But I have to talk about the good things that are going on in Cape Breton: $6.6 million under CAF; $2.9 million under RInC, that is 41 projects; and 61 projects under ICF, worth $19.2 million.

We are doing great work and are very proud of working in Cape Breton.

The Environment
Oral Questions

3 p.m.

Bloc

Raynald Blais Gaspésie—Îles-de-la-Madeleine, QC

Mr. Speaker, the people of the Magdalen Islands fear a major oil spill similar to the one the people of Louisiana are currently dealing with. The situation is even more worrisome given that a major drilling project off the coast of Newfoundland does not include any plans for relief wells.

The Association des pêcheurs propriétaires des Îles-de-la-Madeleine is calling for an emergency plan to deal with any major spills in order to protect the ecosystem and the way of life of the people of the Magdalen Islands.

Does the Canadian government have an emergency plan to protect the islands in the event of a spill on the scale of the one in the Gulf of Mexico?

The Environment
Oral Questions

3:05 p.m.

Mégantic—L'Érable
Québec

Conservative

Christian Paradis Minister of Natural Resources

Mr. Speaker, Canada has an extremely rigorous regulatory regime when it comes to the safety of offshore oil and gas activities. Canada will carefully examine all the conclusions drawn from the current disaster in the Gulf of Mexico in order to increase safety, understand more and learn as much as possible in order to perfect our system.

Presence in Gallery
Oral Questions

May 12th, 2010 / 3:05 p.m.

Liberal

The Speaker Peter Milliken

I would like to draw to the attention of hon. members the presence in the gallery of His Excellency Ban Ki-moon, Secretary-General of the United Nations.

Presence in Gallery
Oral Questions

3:05 p.m.

Some hon. Members

Hear, hear!

Business of the House
Oral Questions

3:05 p.m.

Prince George—Peace River
B.C.

Conservative

Jay Hill Leader of the Government in the House of Commons

Mr. Speaker, there have been discussions among all the parties and I believe you would find unanimous consent for the following motion.
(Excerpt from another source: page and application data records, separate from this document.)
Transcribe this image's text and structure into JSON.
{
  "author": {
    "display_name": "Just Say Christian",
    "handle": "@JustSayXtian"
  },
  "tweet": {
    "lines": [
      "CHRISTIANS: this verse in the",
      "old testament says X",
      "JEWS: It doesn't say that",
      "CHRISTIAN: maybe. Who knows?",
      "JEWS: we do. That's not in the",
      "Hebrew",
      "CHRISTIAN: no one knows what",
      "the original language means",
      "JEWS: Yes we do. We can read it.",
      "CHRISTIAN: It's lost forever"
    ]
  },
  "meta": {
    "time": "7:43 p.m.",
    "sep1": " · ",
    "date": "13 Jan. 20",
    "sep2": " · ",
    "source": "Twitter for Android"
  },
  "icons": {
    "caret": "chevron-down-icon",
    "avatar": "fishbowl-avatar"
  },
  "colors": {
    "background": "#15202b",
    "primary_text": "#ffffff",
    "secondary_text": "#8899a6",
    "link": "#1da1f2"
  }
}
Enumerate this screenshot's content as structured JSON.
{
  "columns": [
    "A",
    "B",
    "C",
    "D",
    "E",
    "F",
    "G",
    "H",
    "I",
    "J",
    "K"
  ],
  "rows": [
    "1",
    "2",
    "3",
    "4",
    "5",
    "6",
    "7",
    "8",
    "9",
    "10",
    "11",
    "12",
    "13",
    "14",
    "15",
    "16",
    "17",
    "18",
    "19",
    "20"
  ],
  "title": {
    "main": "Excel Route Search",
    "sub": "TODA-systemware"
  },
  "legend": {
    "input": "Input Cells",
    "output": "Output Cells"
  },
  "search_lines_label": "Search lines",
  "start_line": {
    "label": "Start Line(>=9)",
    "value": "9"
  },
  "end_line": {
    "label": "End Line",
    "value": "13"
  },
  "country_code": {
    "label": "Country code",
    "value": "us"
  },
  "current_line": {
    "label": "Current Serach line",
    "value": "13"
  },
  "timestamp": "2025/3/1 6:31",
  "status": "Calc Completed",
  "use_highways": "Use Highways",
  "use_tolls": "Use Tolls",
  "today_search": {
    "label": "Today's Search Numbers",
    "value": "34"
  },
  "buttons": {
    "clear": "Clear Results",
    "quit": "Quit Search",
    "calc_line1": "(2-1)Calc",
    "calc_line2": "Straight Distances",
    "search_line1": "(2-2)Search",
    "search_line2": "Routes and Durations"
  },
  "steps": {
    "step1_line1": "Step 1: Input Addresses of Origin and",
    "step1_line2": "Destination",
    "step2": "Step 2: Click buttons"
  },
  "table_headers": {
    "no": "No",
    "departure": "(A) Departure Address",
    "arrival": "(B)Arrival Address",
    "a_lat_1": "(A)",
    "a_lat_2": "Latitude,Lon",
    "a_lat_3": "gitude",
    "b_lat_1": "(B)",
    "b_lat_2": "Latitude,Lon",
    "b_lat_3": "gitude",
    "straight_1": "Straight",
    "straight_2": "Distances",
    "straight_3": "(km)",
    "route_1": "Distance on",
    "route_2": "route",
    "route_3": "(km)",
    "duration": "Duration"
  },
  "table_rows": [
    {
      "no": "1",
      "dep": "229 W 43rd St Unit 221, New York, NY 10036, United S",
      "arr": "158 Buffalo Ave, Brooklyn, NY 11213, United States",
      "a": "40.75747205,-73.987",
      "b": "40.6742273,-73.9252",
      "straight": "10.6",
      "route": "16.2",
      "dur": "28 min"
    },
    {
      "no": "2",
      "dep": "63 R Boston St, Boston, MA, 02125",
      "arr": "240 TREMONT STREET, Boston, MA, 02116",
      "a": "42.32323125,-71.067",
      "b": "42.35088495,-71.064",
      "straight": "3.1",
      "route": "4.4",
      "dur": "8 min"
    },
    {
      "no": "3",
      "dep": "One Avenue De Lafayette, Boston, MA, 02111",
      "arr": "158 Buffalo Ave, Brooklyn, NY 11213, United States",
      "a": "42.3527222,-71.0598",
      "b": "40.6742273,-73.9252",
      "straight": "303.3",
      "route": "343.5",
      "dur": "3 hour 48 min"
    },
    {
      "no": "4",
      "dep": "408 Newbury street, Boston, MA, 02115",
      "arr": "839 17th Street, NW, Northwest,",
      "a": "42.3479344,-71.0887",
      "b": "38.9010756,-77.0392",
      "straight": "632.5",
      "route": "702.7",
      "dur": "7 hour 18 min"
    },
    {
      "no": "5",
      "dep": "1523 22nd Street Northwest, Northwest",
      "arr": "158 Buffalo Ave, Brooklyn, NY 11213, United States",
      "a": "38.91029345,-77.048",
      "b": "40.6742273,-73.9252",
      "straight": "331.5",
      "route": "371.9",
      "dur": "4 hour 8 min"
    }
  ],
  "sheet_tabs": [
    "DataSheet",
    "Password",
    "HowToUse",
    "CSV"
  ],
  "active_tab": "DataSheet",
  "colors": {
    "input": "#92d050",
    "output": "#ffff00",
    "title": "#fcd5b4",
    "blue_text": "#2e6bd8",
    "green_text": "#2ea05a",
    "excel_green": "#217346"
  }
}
I move:

That, when the House begins proceedings under the provisions of Standing Order 53.1 later today, no quorum calls, requests for unanimous consent or dilatory motions shall be received by the Chair.

I think, Mr. Speaker, you would find that acceptable to the House.

Business of the House
Oral Questions

3:05 p.m.

Liberal

The Speaker Peter Milliken

Does the hon. government House leader have the consent of the House to propose this motion?

Business of the House
Oral Questions

3:05 p.m.

Some hon. members

Agreed.

Business of the House
Oral Questions

3:05 p.m.

Liberal

The Speaker Peter Milliken

The House has heard the terms of the motion. Is it the pleasure of the House to adopt the motion?